▶ **Directions for this task**
Of the entries that follow, how many lines hold the string "Authentication"? Write the number and nothing more.

- - -

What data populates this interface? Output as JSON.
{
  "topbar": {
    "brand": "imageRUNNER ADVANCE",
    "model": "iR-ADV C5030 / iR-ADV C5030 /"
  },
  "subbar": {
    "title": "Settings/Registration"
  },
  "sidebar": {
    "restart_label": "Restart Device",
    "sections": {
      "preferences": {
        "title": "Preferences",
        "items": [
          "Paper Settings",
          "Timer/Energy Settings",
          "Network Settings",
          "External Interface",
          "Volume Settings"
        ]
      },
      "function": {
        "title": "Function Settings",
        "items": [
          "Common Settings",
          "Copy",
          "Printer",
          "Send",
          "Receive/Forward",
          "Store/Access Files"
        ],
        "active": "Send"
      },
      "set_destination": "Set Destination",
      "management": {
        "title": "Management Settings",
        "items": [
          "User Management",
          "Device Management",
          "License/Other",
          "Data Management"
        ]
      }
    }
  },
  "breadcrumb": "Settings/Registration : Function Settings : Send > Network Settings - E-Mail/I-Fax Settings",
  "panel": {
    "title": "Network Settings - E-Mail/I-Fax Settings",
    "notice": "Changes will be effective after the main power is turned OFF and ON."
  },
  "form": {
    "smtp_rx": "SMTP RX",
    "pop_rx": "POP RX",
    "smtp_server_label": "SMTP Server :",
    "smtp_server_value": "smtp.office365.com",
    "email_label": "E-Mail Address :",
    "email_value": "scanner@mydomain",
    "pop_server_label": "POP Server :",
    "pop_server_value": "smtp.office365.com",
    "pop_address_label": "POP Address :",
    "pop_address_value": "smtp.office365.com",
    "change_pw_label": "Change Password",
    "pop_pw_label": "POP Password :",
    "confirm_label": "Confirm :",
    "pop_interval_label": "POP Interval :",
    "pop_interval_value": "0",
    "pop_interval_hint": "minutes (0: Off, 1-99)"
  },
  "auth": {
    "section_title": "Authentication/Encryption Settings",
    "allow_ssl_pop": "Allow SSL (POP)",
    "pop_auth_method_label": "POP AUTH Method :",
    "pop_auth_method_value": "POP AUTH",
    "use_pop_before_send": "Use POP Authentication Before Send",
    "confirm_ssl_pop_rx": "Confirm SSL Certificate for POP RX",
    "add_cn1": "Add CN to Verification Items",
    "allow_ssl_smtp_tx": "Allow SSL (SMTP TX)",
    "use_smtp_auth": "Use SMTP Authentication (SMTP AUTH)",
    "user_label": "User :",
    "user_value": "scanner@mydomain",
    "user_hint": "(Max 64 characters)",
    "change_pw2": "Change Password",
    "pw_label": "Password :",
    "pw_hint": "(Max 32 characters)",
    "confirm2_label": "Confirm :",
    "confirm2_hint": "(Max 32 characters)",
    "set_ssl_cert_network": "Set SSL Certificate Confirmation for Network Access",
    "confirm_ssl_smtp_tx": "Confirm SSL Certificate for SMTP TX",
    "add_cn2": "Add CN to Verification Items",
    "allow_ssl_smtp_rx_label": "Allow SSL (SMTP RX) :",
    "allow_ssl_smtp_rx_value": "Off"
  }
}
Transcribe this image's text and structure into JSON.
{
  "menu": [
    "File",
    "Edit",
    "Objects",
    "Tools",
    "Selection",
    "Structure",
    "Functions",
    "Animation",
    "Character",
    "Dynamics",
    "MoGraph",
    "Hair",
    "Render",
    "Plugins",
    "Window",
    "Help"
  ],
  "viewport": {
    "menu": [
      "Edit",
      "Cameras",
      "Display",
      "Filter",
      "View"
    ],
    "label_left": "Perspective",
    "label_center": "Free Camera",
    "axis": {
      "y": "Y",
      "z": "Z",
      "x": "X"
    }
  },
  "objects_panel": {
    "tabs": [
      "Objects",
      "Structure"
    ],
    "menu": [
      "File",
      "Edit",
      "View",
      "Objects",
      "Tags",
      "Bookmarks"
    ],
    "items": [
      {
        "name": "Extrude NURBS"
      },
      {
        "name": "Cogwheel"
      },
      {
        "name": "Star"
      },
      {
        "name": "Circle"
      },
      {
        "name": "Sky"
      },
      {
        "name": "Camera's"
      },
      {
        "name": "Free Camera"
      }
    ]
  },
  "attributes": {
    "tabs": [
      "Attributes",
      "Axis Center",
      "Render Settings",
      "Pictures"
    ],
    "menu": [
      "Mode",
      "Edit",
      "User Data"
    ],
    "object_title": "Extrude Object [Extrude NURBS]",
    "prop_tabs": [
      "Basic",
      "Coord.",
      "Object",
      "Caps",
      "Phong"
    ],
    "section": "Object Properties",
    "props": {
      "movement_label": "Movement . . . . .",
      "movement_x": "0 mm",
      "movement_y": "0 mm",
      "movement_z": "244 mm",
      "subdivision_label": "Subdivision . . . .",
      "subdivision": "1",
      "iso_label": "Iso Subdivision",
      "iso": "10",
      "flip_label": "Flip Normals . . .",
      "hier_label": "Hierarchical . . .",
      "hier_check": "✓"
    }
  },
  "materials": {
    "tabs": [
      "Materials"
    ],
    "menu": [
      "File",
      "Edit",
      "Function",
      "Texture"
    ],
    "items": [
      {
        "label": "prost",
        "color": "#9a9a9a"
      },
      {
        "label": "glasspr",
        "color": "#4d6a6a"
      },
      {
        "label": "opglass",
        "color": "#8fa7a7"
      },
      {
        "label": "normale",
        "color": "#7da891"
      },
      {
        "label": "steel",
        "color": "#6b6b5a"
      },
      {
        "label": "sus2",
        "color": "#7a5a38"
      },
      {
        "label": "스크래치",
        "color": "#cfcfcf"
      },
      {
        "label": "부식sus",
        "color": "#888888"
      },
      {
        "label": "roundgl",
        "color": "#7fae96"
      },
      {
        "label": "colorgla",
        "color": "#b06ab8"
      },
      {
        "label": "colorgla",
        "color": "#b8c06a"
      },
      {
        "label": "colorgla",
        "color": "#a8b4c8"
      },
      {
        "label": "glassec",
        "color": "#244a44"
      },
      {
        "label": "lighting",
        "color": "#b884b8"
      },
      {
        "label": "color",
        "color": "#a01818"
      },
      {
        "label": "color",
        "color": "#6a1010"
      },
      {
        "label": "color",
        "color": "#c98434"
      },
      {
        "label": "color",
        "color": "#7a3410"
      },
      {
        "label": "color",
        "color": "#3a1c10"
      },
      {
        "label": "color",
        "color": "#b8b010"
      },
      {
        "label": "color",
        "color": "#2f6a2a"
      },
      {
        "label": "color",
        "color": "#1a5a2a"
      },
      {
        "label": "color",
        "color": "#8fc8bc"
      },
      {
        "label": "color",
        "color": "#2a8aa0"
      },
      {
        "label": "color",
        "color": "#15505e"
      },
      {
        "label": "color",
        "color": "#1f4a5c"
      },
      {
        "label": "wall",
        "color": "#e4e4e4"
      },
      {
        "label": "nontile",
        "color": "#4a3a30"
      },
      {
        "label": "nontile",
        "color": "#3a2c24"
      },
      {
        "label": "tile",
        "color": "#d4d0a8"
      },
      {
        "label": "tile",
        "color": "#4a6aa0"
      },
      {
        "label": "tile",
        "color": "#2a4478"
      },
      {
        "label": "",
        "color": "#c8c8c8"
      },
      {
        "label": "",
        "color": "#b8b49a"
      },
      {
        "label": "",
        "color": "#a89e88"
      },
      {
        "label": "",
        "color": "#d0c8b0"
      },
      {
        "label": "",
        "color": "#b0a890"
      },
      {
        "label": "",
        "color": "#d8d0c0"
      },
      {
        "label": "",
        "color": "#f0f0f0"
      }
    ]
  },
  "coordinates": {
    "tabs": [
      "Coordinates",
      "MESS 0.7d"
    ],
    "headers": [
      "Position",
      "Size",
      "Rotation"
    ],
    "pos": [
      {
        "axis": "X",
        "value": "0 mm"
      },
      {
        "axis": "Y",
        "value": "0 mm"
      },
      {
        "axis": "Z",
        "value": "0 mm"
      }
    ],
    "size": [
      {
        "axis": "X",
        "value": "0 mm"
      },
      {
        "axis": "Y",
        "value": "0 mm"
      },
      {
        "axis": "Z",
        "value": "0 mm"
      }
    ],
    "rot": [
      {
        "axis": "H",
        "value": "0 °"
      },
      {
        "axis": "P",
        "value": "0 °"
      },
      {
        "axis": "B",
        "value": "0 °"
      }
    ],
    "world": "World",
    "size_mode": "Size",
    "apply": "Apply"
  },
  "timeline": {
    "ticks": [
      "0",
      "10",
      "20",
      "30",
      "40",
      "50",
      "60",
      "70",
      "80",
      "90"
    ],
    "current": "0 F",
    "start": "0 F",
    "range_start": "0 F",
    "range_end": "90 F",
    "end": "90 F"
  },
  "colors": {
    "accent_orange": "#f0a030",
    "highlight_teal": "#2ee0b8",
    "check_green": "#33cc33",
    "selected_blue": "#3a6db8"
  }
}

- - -

▶ **Finished task**
3